Missional Discipleship

Stanley Hauerwas and Will Willimon broke ground when they proclaimed in 1989 that Christians in America were Resident Aliens. In the nearly twenty years since publication, Resident Aliens has been found to be an accurate description of life. Christians must necessarily live differently in a post-Christendom age. To give guidance to such a discussion, Michael Frost wrote Exiles: Living Missionally in a Post-Christian Culture in which he describes memories, promises, criticisms, and songs that inform life for Christians in this new world (vii, viii). As exiles, Christians are to point toward a better way. “By living expansive lives of justice, kindness, hospitality, and generosity we model the life of Jesus to those who would never attend a church service or read the New Testament” (73-74).

There are two key components to missional discipleship. First, to be a disciple, necessarily, means that one is a witness. Therefore, discipleship does not stop at evangelism and conversion. Instead, from the very beginning, the process is “oriented toward the reign of God” (Chilcote and Warner, The Study of Evangelism xxvi). Membership is not an end unto itself. Rather, “the Church is God’s instrument for the healing of creation” (Guder, “Promise & Threat”). Discipleship equips the believer to know the faith, to relate to others, and to live in a way that non-believers come to faith. In other words, missional discipleship focuses on “orthodoxy, orthopathy, and orthopraxy” (Frost & Hirsch, ReJesus 156).

The second key component for missional discipleship involves the environment for growing missional disciples. In the missional church, relationships are the conduits for real transformation. Catechism is delivered through intensely relational processes.

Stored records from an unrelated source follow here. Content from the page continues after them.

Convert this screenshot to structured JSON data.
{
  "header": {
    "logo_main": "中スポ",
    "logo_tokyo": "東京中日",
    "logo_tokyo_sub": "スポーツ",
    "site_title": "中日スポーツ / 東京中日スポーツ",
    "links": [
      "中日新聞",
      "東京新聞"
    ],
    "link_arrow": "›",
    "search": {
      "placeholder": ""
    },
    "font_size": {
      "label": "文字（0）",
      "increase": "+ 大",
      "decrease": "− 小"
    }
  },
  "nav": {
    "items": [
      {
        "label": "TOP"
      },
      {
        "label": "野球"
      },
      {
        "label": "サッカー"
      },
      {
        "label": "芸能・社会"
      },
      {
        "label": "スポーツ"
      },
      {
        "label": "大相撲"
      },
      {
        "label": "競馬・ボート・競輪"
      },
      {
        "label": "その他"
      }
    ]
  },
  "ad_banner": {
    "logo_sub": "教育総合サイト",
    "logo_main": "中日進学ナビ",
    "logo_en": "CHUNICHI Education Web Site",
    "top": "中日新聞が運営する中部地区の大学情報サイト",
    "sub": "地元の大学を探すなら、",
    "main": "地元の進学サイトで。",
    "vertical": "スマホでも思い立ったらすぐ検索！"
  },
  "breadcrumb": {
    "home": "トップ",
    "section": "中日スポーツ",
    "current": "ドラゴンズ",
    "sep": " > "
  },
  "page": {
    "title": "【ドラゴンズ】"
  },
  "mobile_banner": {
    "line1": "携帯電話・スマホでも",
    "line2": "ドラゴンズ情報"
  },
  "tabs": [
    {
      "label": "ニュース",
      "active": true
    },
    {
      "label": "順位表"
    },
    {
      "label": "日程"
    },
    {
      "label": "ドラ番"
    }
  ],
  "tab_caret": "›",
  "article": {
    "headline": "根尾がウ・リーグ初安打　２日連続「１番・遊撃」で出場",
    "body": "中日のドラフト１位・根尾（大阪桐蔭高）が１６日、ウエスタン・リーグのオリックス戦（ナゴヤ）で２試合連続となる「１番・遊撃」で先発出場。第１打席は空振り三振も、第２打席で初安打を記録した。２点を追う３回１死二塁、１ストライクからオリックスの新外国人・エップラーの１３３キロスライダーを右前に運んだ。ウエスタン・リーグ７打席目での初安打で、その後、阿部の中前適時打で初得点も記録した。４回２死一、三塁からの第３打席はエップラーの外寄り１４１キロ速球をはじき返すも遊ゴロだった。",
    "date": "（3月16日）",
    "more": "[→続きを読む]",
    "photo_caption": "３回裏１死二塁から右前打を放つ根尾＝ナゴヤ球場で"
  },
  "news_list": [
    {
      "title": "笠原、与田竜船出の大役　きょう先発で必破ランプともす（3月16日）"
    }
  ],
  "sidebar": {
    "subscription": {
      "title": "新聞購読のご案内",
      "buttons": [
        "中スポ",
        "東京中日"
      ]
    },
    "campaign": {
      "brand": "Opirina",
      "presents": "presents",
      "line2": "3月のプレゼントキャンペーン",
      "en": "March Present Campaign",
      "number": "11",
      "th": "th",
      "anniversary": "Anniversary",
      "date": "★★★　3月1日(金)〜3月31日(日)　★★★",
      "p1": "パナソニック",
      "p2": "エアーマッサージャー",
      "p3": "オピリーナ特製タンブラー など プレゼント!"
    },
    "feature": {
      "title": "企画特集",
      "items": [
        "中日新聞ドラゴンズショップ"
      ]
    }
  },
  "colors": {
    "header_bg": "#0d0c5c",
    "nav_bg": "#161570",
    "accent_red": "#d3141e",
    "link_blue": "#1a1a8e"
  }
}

While group instruction may exist, individual mentoring and small group experiences provide the forum for discovery, reflection, and action.

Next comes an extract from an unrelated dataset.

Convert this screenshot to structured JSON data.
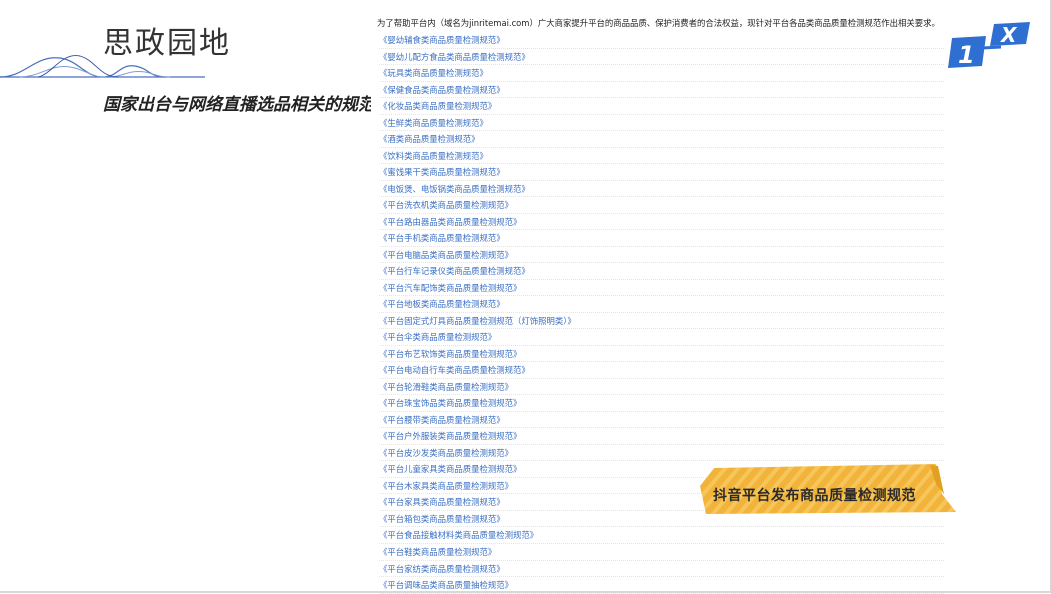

Life Transformation Groups (LTGs) are a good example of the importance of intense relationship as a platform for transformation. Developed by Neil Cole, LTGs only involve two or three individuals. The time spent together includes confession, Scripture reading, and prayer. When a fourth person comes to join the LTG, a second group is created (Search and Rescue 166-176). Each LTG, then, becomes another witness for the gospel with organic growth possibilities.

The apostolic and relational emphases of the missional church movement have a profound affect on how missional disciples live. In the “come and see” church, effort is directed toward gathering the faithful often for worship, study, prayer, administrative duties. Because of this tendency, those who would be the best witnesses for Jesus Christ are removed from the mission field. Missional disciples, on the other hand, are encouraged to move outward, toward the community. The simplicity of missional discipleship frees the disciple to be active salt and light in the world. Therefore, as missional disciples, we “create margin in our lives for the other” (Mick Noel, “Coaching Established Churches for Missional Change”).

John Franke believes that missional theologians and practitioners “get accused by some of domesticating the gospel.” For example, in a culture dominated by the corporate church with professional clergy, some may question the wisdom of not having well educated leaders of these groups. One may argue that the work of discipleship belongs solely to those with specific training. The missional church, however, trusts the Holy Spirit with discipleship. As Franke says, “The domestication occurs when one group pins [the gospel] down for everyone else” (video, Shapevine.com, “Roundtable Discussion”).

In its most basic form, missional discipleship is oriented toward the reign of God and forged through relationship.